WHAT IS EXPECTED
Should an entry contain an image, leave the image out and repeat the entry's text exactly.

RECORDS SUPPLIED section start

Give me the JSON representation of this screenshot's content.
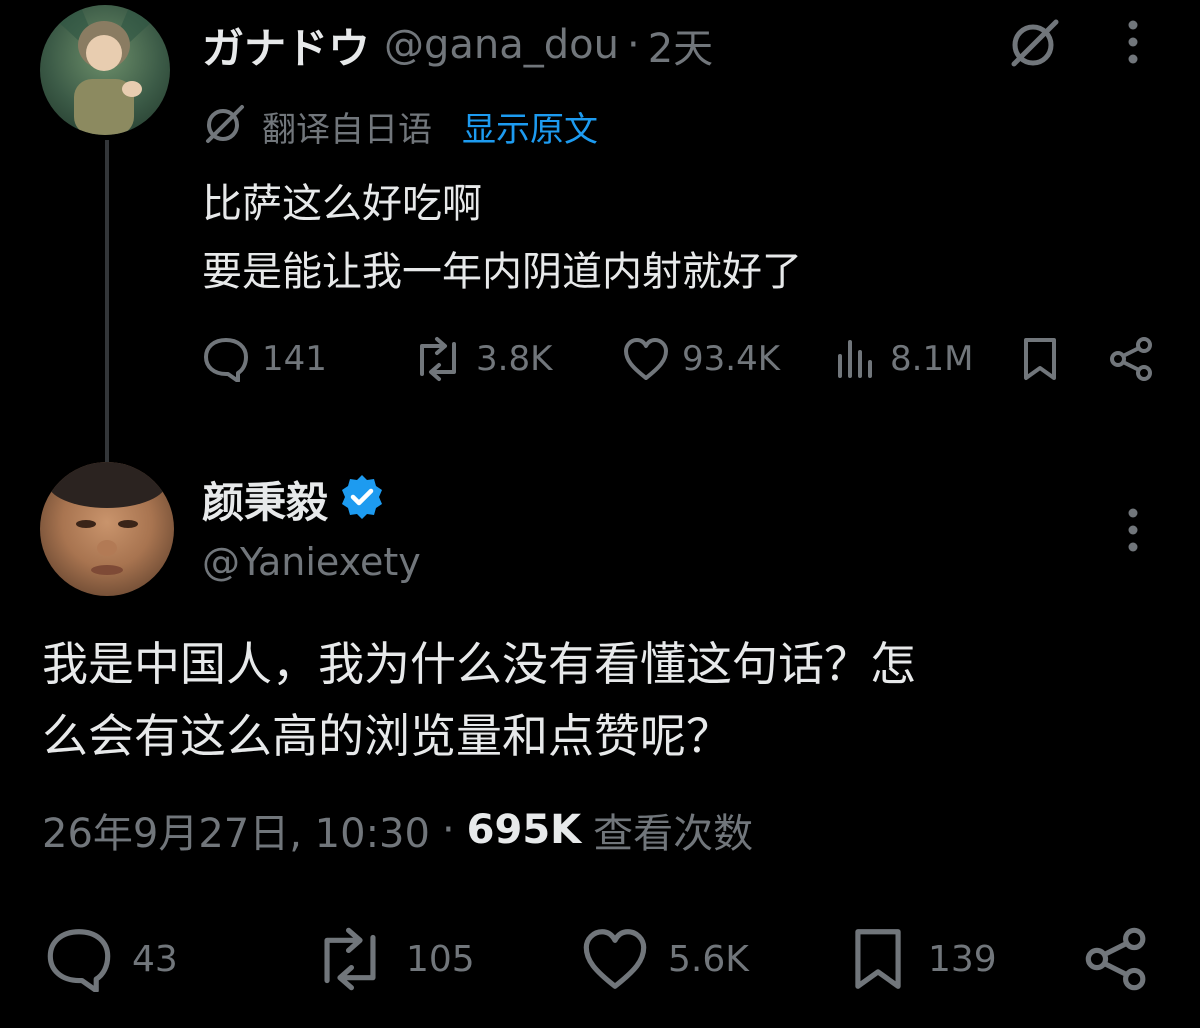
{
  "colors": {
    "background": "#000000",
    "text": "#e7e9ea",
    "muted": "#71767b",
    "link": "#1d9bf0",
    "verified": "#1d9bf0"
  },
  "parent": {
    "display_name": "ガナドウ",
    "handle": "@gana_dou",
    "separator": "·",
    "age": "2天",
    "translate_label": "翻译自日语",
    "show_original": "显示原文",
    "text_line1": "比萨这么好吃啊",
    "text_line2": "要是能让我一年内阴道内射就好了",
    "metrics": {
      "replies": "141",
      "reposts": "3.8K",
      "likes": "93.4K",
      "views": "8.1M"
    }
  },
  "reply": {
    "display_name": "颜秉毅",
    "handle": "@Yaniexety",
    "text_line1": "我是中国人，我为什么没有看懂这句话？怎",
    "text_line2": "么会有这么高的浏览量和点赞呢？",
    "timestamp": "26年9月27日, 10:30",
    "dot": "·",
    "views_count": "695K",
    "views_label": "查看次数",
    "metrics": {
      "replies": "43",
      "reposts": "105",
      "likes": "5.6K",
      "bookmarks": "139"
    }
  },
  "icons": [
    "grok-icon",
    "more-icon",
    "translate-icon",
    "reply-icon",
    "repost-icon",
    "like-icon",
    "views-icon",
    "bookmark-icon",
    "share-icon",
    "verified-badge-icon"
  ]
}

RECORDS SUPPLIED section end

ANSWER SECTION
Give me the JSON representation of this screenshot's content.
{
  "colors": {
    "background": "#000000",
    "text": "#e7e9ea",
    "muted": "#71767b",
    "link": "#1d9bf0",
    "verified": "#1d9bf0"
  },
  "parent": {
    "display_name": "ガナドウ",
    "handle": "@gana_dou",
    "separator": "·",
    "age": "2天",
    "translate_label": "翻译自日语",
    "show_original": "显示原文",
    "text_line1": "比萨这么好吃啊",
    "text_line2": "要是能让我一年内阴道内射就好了",
    "metrics": {
      "replies": "141",
      "reposts": "3.8K",
      "likes": "93.4K",
      "views": "8.1M"
    }
  },
  "reply": {
    "display_name": "颜秉毅",
    "handle": "@Yaniexety",
    "text_line1": "我是中国人，我为什么没有看懂这句话？怎",
    "text_line2": "么会有这么高的浏览量和点赞呢？",
    "timestamp": "26年9月27日, 10:30",
    "dot": "·",
    "views_count": "695K",
    "views_label": "查看次数",
    "metrics": {
      "replies": "43",
      "reposts": "105",
      "likes": "5.6K",
      "bookmarks": "139"
    }
  },
  "icons": [
    "grok-icon",
    "more-icon",
    "translate-icon",
    "reply-icon",
    "repost-icon",
    "like-icon",
    "views-icon",
    "bookmark-icon",
    "share-icon",
    "verified-badge-icon"
  ]
}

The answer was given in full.